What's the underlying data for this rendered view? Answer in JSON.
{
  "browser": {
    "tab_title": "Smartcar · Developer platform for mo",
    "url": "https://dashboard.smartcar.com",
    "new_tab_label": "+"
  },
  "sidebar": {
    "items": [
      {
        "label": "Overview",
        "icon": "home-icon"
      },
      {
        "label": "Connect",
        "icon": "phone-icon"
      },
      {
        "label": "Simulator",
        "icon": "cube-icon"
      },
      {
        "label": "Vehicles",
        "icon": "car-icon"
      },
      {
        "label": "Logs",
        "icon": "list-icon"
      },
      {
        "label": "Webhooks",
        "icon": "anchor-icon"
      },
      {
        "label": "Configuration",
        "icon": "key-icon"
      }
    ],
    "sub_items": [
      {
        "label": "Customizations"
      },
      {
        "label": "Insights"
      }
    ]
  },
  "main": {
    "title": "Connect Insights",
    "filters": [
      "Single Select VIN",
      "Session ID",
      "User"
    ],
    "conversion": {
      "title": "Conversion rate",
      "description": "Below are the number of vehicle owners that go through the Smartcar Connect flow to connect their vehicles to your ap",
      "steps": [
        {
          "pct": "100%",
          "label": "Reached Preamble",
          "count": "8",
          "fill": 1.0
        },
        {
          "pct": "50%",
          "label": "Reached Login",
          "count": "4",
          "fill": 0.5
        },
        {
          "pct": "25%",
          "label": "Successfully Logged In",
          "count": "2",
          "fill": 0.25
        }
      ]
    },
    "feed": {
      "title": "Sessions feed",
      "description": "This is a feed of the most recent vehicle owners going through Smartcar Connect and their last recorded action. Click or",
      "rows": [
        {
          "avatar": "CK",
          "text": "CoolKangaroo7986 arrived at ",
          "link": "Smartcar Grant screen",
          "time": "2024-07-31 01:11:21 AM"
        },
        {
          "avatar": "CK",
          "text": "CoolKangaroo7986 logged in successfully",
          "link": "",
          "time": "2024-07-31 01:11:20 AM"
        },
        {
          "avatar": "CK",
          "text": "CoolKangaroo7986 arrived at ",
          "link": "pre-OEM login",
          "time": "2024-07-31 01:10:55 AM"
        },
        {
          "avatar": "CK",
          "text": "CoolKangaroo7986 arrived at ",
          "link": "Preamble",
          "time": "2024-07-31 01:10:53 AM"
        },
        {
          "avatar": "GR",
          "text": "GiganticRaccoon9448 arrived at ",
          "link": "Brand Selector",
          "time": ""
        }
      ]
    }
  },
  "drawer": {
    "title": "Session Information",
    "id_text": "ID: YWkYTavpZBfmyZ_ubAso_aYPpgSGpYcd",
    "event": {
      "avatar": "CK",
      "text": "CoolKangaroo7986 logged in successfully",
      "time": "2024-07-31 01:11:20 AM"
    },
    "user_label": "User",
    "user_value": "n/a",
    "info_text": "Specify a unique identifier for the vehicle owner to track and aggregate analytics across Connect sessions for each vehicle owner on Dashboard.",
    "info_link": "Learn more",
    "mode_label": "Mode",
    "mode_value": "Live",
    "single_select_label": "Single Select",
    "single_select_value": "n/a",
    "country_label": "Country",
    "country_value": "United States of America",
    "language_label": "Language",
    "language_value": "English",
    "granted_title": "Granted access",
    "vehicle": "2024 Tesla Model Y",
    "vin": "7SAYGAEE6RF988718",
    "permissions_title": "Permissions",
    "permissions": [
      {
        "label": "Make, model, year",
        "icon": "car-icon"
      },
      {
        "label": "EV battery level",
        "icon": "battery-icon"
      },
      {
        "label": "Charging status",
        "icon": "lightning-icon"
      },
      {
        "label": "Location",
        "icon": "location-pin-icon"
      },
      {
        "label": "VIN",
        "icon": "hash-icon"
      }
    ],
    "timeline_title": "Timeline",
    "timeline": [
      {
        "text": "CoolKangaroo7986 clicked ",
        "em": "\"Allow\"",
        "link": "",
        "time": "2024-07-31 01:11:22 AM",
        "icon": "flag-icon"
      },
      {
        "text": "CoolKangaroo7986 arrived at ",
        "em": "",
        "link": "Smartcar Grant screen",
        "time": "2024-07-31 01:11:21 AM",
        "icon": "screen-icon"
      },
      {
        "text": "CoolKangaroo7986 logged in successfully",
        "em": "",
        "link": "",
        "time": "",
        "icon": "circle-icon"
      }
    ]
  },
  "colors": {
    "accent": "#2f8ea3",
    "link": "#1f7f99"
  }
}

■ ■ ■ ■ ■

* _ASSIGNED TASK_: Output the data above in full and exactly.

* _OUTPUT FOR THIS TASK_:
What's the underlying data for this rendered view? Answer in JSON.
{
  "browser": {
    "tab_title": "Smartcar · Developer platform for mo",
    "url": "https://dashboard.smartcar.com",
    "new_tab_label": "+"
  },
  "sidebar": {
    "items": [
      {
        "label": "Overview",
        "icon": "home-icon"
      },
      {
        "label": "Connect",
        "icon": "phone-icon"
      },
      {
        "label": "Simulator",
        "icon": "cube-icon"
      },
      {
        "label": "Vehicles",
        "icon": "car-icon"
      },
      {
        "label": "Logs",
        "icon": "list-icon"
      },
      {
        "label": "Webhooks",
        "icon": "anchor-icon"
      },
      {
        "label": "Configuration",
        "icon": "key-icon"
      }
    ],
    "sub_items": [
      {
        "label": "Customizations"
      },
      {
        "label": "Insights"
      }
    ]
  },
  "main": {
    "title": "Connect Insights",
    "filters": [
      "Single Select VIN",
      "Session ID",
      "User"
    ],
    "conversion": {
      "title": "Conversion rate",
      "description": "Below are the number of vehicle owners that go through the Smartcar Connect flow to connect their vehicles to your ap",
      "steps": [
        {
          "pct": "100%",
          "label": "Reached Preamble",
          "count": "8",
          "fill": 1.0
        },
        {
          "pct": "50%",
          "label": "Reached Login",
          "count": "4",
          "fill": 0.5
        },
        {
          "pct": "25%",
          "label": "Successfully Logged In",
          "count": "2",
          "fill": 0.25
        }
      ]
    },
    "feed": {
      "title": "Sessions feed",
      "description": "This is a feed of the most recent vehicle owners going through Smartcar Connect and their last recorded action. Click or",
      "rows": [
        {
          "avatar": "CK",
          "text": "CoolKangaroo7986 arrived at ",
          "link": "Smartcar Grant screen",
          "time": "2024-07-31 01:11:21 AM"
        },
        {
          "avatar": "CK",
          "text": "CoolKangaroo7986 logged in successfully",
          "link": "",
          "time": "2024-07-31 01:11:20 AM"
        },
        {
          "avatar": "CK",
          "text": "CoolKangaroo7986 arrived at ",
          "link": "pre-OEM login",
          "time": "2024-07-31 01:10:55 AM"
        },
        {
          "avatar": "CK",
          "text": "CoolKangaroo7986 arrived at ",
          "link": "Preamble",
          "time": "2024-07-31 01:10:53 AM"
        },
        {
          "avatar": "GR",
          "text": "GiganticRaccoon9448 arrived at ",
          "link": "Brand Selector",
          "time": ""
        }
      ]
    }
  },
  "drawer": {
    "title": "Session Information",
    "id_text": "ID: YWkYTavpZBfmyZ_ubAso_aYPpgSGpYcd",
    "event": {
      "avatar": "CK",
      "text": "CoolKangaroo7986 logged in successfully",
      "time": "2024-07-31 01:11:20 AM"
    },
    "user_label": "User",
    "user_value": "n/a",
    "info_text": "Specify a unique identifier for the vehicle owner to track and aggregate analytics across Connect sessions for each vehicle owner on Dashboard.",
    "info_link": "Learn more",
    "mode_label": "Mode",
    "mode_value": "Live",
    "single_select_label": "Single Select",
    "single_select_value": "n/a",
    "country_label": "Country",
    "country_value": "United States of America",
    "language_label": "Language",
    "language_value": "English",
    "granted_title": "Granted access",
    "vehicle": "2024 Tesla Model Y",
    "vin": "7SAYGAEE6RF988718",
    "permissions_title": "Permissions",
    "permissions": [
      {
        "label": "Make, model, year",
        "icon": "car-icon"
      },
      {
        "label": "EV battery level",
        "icon": "battery-icon"
      },
      {
        "label": "Charging status",
        "icon": "lightning-icon"
      },
      {
        "label": "Location",
        "icon": "location-pin-icon"
      },
      {
        "label": "VIN",
        "icon": "hash-icon"
      }
    ],
    "timeline_title": "Timeline",
    "timeline": [
      {
        "text": "CoolKangaroo7986 clicked ",
        "em": "\"Allow\"",
        "link": "",
        "time": "2024-07-31 01:11:22 AM",
        "icon": "flag-icon"
      },
      {
        "text": "CoolKangaroo7986 arrived at ",
        "em": "",
        "link": "Smartcar Grant screen",
        "time": "2024-07-31 01:11:21 AM",
        "icon": "screen-icon"
      },
      {
        "text": "CoolKangaroo7986 logged in successfully",
        "em": "",
        "link": "",
        "time": "",
        "icon": "circle-icon"
      }
    ]
  },
  "colors": {
    "accent": "#2f8ea3",
    "link": "#1f7f99"
  }
}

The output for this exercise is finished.